No way to know, I knew at mile 45-50 I needed to stay focused cause I was really tired.  Gimpy liked this down hill section, I hoped it would go on for awhile, Gimpy even passed a couple people, hang in there I thought, we're almost done.  Gravities momentum carried me for a couple more miles until things flattened out and I unfortunately I was back to a walk again.  Oh well, walking's ok.  Walk if you have to... Gimpy thought about about one foot in front of the other and that's what I did.

There were a couple of nice surprises in the last mile:

1) My sister Darlene hiked up to meet me and boy was I glad to see her.  Talking and laughing distracted me from the aches and pains and while I'm sure we were barely moving, it felt like we were really hauling.  For that I really gotta thank her and say how much that means to me.

2)  Around one of the last corners and there's the road to cross and finally I see the finish line, somehow Gimpy managed to trot those last few yards toward the finish and saw my great-nephew Davonte, Joe who had riden over 100 miles on his bike from Jefferson, and my nephew Jeramy sharing in this moment, my 50 mile challenge.
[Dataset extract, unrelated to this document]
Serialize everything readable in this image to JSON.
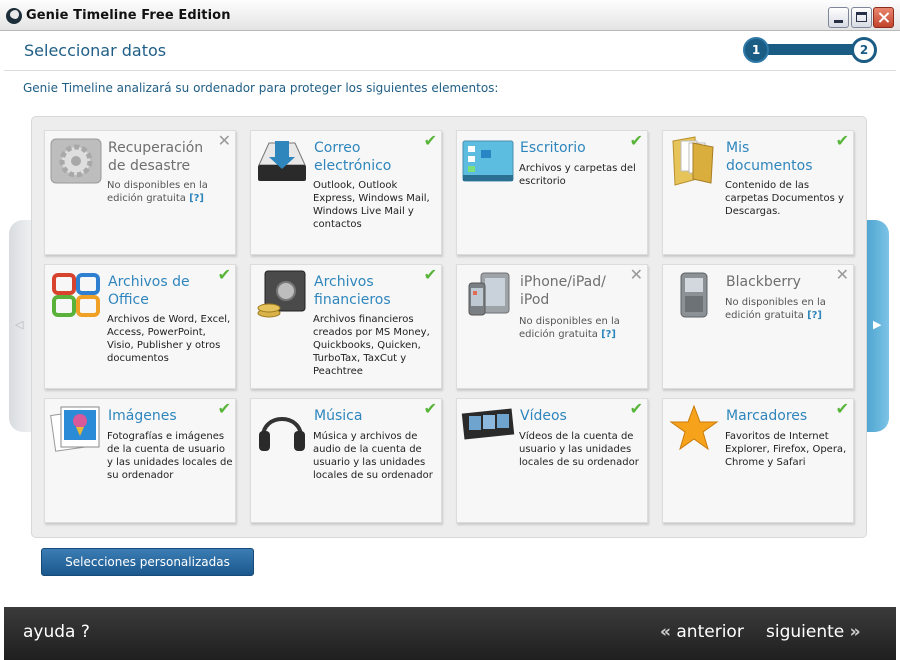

I was starting to tear up from finish fever and surge of endorphins or something.  I was on cloud 50 or so it seemed.  I'd felt this way once before during the finish at the Boston Marathon in 2008.  It is an amazing feeling to have.

Gimpy still had a few yards further to go and just across the finish line saw Mike "Spike" Rosling and William "Pain Train" Swint.  I raced Davonte to the finish line, he was all smiles, I was all smiles.  All done and what a relief and fantastic feeling for a first 50 miler.
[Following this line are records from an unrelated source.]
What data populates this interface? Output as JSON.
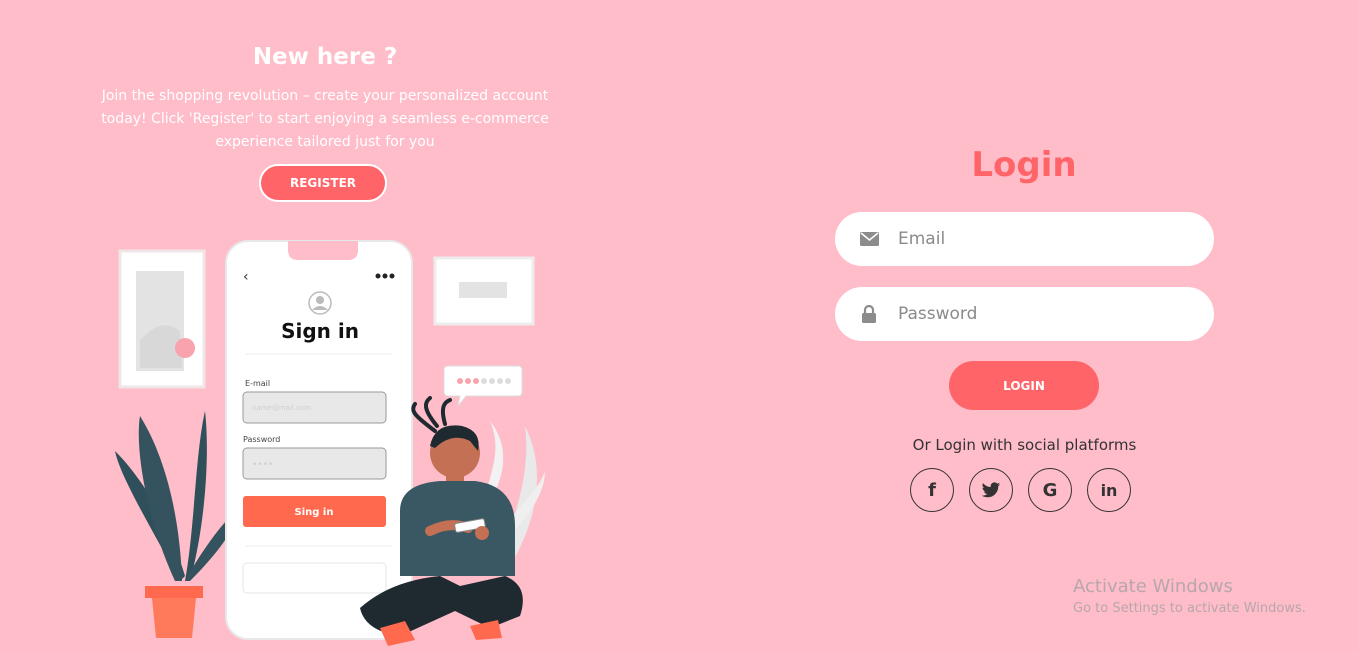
{
  "left_panel": {
    "title": "New here ?",
    "description": "Join the shopping revolution – create your personalized account today! Click 'Register' to start enjoying a seamless e-commerce experience tailored just for you",
    "register_label": "REGISTER"
  },
  "illustration": {
    "phone_title": "Sign in",
    "email_label": "E-mail",
    "email_value": "name@mail.com",
    "password_label": "Password",
    "password_value": "••••",
    "signin_button": "Sing in"
  },
  "login": {
    "title": "Login",
    "email_placeholder": "Email",
    "password_placeholder": "Password",
    "login_label": "LOGIN",
    "social_text": "Or Login with social platforms",
    "socials": [
      "f",
      "G",
      "in"
    ]
  },
  "watermark": {
    "title": "Activate Windows",
    "subtitle": "Go to Settings to activate Windows."
  },
  "colors": {
    "background": "#ffbcc9",
    "accent": "#ff6468"
  }
}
Mike and William had come in hours before, the winners and lead runners already on their way home, but these guys had hung around and were cheering me on for my first 50 miles.  It's hard to express what that feeling is like, to do something challenging and ultimately share it with family and friends.  It was even more special 'cause these guys had helped me get to this point.  I thought about Eric, Gene, Samuel, and a chair... Yes, I think I better sit down.  These guys, not the chair had helped me get motivated and help convince me I could do this crazy challenge.   Thanks guys, it was definitely worth it!!!
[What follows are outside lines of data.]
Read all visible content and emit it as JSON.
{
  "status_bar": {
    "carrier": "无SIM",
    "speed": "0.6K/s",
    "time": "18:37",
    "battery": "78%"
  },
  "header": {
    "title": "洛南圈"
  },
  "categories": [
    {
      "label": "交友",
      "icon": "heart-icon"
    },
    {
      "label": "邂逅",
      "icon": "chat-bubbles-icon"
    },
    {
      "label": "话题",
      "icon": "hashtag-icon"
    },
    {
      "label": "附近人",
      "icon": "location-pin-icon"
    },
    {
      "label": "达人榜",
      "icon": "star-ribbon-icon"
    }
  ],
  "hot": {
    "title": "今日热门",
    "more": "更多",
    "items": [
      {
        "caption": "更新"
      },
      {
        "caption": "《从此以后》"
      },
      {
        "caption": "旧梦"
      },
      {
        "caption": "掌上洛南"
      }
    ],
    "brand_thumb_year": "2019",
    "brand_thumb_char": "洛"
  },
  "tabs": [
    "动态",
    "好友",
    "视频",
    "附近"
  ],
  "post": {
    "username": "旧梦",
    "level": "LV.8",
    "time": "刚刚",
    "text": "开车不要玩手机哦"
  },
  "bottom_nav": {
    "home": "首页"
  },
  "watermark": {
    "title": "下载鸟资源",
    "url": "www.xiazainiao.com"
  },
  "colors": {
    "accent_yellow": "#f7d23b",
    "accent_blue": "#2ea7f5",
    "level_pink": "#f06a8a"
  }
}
Someone ran over with my PCT 50 finishers glass and I managed to pull myself together and I don't think anyone saw any emotion save my smile.  'Cause that's how Gimpy likes to finish, always with a smile.  I think I thanked the race director for a great race, they really did a nice job.  Got a hamburger and chips out of the deal and Cloud nine slowly became Cloud ten.  So began the slow painful walk to the car and eventually home.

That's all part of the good feelings that go along with these fun runs.

So that's it, Gimpy ran his first 50 mile, I'm an Ultramarathoner.  Over two years, two (2) 50K's and a 50 miler on the running resume.  There will be more. . .
Overall I'm satisfied with my first 50 miler.  Can't say I didn't want to quit, but I'm so glad I didn't and I've already got plans for my next 50K at Flagline in September and a 50M at Autumn Leaves at the end of October.  Hoping to break 11 hours for the 50M or the fallback per usual, finish with a smile.

Gimpy definitely recommends the Mount Hood PCT 50, it's well organized, has great volunteers, and gets you out of the house into Oregon's backwoods country.  It is by no means easy and you gotta put in the miles and hills to do well there.  This is one I'd love to do again.

Gimpy's back of the pack, but he got it done.

Rest up Gimpy, then let's run.

Just a note: I really like the way NSPiRE reported the results for the PCT50, I hope they can be used for other runs in the future:
I'm tossing in a few numbers below for comparison in the future.

Start to Frog Lake and Back:          28.4 miles: 05:37:46
Start to Warm Springs Meadows:   21.8 miles:  06:51:54
Total miles:                                     50.2 miles: 12:29:30

Mt Hood PCT 50M
Forest Park 50K
Avg HR
Avg HR
25 miles

25 miles

Memorabilia is nice...
2011 Mt Hood PCT 50 - The Glass and number to go with it